Wednesday, October 06, 2010

It has been a while...Tantre Farm Share, week 19

From vaguely left to right: (Top) butternut squash, sweet potatoes (yams? They don't look pale enough to be real sweet potatoes...), kale, lettuce, arugula
(Middle-ish zone) delicata squash, head of garlic, tatsoi, sorrel, radishes, kohlrabi
(Bottom) carrots, red potatoes, green tomatoes, red tomatoes, hot peppers, tongues of fire shell beans, turnips

Only one more week of overwhelming (and overwhelmingly good) produce! I know I haven't been doing these updates much--summer got pretty crazy since I did not book enough critter activities to keep them out of my hair for long enough to lay out and admire my produce. Thank god for school!

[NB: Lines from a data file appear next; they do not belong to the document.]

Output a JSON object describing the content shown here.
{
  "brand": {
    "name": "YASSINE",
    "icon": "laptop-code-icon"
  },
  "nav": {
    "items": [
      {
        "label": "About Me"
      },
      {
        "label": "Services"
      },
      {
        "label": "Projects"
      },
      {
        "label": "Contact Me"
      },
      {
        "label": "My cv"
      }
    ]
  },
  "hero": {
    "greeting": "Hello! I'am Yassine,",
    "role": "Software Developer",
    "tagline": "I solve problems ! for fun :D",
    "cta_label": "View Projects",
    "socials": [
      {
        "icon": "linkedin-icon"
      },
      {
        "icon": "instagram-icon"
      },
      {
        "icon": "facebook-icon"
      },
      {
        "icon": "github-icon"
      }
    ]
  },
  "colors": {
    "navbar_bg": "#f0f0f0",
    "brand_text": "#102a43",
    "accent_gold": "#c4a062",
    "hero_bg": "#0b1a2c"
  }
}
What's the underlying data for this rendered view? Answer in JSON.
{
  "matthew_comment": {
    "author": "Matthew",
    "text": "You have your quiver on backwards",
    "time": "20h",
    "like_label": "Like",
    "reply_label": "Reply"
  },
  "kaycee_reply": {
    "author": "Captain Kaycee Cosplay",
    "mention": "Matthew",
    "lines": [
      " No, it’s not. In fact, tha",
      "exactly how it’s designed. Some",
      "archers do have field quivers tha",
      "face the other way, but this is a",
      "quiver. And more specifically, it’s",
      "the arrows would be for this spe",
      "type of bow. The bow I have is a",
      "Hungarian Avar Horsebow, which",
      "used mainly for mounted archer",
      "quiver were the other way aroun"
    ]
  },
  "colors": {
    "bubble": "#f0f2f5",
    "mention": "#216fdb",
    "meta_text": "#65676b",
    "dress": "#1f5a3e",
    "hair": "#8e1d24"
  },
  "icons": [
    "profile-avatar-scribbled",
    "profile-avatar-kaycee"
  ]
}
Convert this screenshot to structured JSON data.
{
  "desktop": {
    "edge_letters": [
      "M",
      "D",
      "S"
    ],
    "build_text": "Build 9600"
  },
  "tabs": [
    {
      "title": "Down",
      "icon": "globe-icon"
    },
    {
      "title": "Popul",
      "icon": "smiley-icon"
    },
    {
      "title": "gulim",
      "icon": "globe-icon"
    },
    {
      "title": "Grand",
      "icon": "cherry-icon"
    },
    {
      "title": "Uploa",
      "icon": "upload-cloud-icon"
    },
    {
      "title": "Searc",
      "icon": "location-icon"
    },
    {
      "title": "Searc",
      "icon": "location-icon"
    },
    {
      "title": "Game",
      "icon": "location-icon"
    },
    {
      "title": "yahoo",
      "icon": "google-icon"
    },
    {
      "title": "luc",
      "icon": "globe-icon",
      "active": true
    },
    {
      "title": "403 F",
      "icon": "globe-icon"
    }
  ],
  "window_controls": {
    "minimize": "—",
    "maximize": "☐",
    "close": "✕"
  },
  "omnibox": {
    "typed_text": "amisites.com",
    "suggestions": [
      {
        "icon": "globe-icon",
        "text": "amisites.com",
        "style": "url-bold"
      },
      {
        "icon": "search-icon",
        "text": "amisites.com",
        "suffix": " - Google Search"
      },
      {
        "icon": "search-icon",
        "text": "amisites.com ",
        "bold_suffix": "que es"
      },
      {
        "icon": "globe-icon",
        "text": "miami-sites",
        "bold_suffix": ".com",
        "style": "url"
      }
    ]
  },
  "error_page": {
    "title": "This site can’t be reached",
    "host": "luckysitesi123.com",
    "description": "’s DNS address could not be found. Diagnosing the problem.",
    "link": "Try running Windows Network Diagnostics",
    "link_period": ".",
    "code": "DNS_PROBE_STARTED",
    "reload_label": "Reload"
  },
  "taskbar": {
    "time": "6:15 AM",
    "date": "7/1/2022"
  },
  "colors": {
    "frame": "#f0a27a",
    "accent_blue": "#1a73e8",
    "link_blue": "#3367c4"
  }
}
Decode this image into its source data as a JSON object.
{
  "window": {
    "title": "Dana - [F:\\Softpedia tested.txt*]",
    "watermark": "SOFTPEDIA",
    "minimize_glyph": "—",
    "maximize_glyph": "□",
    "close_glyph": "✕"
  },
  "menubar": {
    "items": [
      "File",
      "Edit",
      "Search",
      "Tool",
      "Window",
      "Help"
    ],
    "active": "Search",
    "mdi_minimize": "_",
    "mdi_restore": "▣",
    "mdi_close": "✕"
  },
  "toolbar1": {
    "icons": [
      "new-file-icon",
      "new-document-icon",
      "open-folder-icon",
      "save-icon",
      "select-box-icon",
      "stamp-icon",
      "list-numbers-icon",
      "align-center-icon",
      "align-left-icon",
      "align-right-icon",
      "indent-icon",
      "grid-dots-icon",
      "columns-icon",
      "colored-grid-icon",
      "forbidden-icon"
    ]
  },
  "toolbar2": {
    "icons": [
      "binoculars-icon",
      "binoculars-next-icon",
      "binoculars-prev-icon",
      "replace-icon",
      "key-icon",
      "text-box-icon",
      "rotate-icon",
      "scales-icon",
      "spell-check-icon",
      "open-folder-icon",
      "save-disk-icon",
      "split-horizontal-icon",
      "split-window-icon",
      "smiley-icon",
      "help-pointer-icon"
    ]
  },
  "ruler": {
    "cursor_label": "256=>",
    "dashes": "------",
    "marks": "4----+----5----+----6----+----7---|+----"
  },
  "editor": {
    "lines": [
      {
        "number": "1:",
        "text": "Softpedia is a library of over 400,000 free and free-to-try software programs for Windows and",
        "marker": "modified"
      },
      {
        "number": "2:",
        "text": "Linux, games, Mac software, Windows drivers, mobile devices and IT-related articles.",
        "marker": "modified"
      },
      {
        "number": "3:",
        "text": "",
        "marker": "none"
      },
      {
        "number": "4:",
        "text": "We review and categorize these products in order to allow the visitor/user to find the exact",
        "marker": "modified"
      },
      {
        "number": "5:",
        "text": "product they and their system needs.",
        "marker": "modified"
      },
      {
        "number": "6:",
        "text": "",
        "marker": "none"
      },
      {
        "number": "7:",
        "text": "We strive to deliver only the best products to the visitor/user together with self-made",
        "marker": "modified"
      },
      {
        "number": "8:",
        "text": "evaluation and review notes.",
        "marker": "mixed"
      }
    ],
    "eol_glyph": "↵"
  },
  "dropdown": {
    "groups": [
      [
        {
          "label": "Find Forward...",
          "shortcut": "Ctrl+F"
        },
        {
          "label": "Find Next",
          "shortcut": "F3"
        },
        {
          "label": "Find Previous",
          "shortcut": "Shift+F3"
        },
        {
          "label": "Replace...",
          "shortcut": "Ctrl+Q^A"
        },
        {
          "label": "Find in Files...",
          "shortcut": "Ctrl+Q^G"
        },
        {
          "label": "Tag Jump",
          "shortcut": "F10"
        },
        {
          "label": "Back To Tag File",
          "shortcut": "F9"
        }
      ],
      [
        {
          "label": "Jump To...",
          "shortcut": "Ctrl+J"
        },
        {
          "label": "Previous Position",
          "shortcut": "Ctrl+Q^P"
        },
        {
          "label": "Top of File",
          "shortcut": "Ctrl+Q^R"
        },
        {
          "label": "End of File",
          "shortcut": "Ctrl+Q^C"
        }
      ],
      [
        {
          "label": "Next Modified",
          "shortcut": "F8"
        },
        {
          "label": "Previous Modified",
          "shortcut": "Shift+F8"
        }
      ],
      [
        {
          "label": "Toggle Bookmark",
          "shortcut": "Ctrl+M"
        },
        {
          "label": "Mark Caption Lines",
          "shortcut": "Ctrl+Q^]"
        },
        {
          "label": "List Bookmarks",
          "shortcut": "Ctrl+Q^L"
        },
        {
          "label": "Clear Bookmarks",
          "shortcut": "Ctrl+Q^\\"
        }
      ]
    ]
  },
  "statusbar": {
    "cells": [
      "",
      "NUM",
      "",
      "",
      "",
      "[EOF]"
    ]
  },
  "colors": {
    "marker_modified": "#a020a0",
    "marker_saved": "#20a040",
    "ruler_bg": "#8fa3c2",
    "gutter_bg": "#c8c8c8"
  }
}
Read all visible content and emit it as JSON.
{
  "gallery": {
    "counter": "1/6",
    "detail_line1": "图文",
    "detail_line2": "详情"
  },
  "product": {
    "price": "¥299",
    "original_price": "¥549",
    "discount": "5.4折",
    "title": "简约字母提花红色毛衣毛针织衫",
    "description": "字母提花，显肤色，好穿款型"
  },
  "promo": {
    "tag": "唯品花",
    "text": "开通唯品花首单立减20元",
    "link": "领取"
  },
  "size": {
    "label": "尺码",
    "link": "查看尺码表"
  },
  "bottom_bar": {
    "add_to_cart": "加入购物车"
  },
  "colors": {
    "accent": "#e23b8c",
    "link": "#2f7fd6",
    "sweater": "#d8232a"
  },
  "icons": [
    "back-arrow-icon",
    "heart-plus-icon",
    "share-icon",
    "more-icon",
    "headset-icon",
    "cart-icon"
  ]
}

So what to do with all that stuff up there? Here's what I've come up with so far:
  • The shell beans will go into some sort of minestrone-style soup (they are fantastic in soup--super creamy dreamy). I'll probably chuck in a couple of carrots, the 2 plum tomatoes, a couple of potatoes and some kale too.
  • One butternut will get cut into cubes and roasted, then tossed while still hot with the arugula, some cheese ravioli, olive oil and a little balsamic, lots of black pepper and shards of Parmesan or pecorino. The rest of the squash will probably go in the basement to be stored for later.
  • the sorrel will go in an omelet. I love sorrel omelets.
  • I'll probably try and ripen those green tomatoes in a paper bag (toss in an apple for good ethylene gas).
  • According to Tantre the sweet potatoes (yams?) need to be cured, though last year that resulted in mine going rotten, so I must have done something wrong. If I don't rot this batch then I'll probably peel, shred and make them into burrito filling (like this Moosewood recipe for sweet potato quesadillas).
  • kohlrabi? Akk. I've been pleased that Tantre cut way back on the kohlrabi this year. The one I got is about the size of a softball so maybe I'll go play catch-the-kohlrabi with the critters!
  • lettuce + radishes = salad (duh)
And the rest of it...will probably get the same old (boring but tasty) treatment of heat, olive oil, garlic, salt, and some sort of acid.

Sunday, October 03, 2010

Hope for next year's garden

This year I grew a lot of weeds.

Two years ago I made the dumb mistake of mulching my vegetable garden with straw. Clearly it was very seedy straw because this year the grass growing in my raised beds was out of control--it smothered pretty much everything but the peas, garlic and two very determined turnips. Everything else was swallowed by the aggressive grass. I'd weed it all out, go away for a week, and come back to see a luxurious green carpet again.

Eventually I gave up. I was getting plenty of good produce from the farm share and I just didn't have the energy to deal with the mess I had created.

However, I do have hope for next year.

Today I took this,
 dug up the worst of the weeds,
 covered the bed with two layers of newspaper,
and dumped on about 2 inches of compost ($2.25 per big trash can behind the recycling shed at the dump).

I read about the newspaper/compost weed-blocker plan in this article in the NY Times. I did two of the three beds today (I only have 2 trash cans and each bed took one trash can full of compost so I'll have to head back for one more fill up). And now I'm looking forward to planting some things that I can't get enough of: one bed will get strawberry plants, one bed will get tomatillos (I want to can some green salsa next year) and the third will get a lot of sugar snap peas, garlic, and maybe a few plants that I've failed at in the past (cucumbers are on the list) and still want to try again. Even if I get the weirdly warped and stunted cukes that I seem to specialize in, they'll have to be better than all the grass.